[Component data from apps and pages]
Start of Block

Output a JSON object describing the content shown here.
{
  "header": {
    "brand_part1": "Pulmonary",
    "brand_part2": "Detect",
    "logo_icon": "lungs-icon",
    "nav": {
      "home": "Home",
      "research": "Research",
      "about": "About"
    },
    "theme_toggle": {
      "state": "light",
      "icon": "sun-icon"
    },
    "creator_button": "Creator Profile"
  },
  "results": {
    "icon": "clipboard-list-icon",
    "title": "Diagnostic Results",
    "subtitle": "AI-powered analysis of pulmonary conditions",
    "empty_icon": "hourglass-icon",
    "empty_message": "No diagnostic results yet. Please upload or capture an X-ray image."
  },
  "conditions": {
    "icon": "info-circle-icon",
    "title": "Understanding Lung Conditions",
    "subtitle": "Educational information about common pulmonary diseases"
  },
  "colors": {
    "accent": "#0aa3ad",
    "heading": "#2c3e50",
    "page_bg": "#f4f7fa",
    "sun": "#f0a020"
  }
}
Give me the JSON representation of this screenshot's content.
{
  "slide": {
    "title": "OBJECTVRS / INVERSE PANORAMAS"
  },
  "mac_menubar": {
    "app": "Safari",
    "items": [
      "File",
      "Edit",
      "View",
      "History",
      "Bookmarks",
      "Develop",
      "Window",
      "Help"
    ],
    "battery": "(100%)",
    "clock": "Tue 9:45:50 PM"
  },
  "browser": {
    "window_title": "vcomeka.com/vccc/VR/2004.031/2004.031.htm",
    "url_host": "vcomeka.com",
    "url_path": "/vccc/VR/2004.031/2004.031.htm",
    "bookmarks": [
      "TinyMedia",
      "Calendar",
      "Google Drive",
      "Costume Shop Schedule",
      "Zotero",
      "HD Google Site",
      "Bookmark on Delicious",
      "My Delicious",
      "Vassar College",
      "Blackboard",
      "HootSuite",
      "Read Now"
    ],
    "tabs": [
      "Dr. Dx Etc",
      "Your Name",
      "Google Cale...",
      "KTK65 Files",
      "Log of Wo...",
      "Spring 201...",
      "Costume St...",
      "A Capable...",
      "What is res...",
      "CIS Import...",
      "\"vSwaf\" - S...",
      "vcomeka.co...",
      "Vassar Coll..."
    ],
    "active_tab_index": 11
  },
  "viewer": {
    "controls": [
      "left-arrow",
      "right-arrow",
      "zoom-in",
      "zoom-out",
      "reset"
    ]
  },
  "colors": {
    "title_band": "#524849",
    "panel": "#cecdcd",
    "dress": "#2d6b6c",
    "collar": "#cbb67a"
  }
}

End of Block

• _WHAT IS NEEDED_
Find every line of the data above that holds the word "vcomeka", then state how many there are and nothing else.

• _RESULT_
3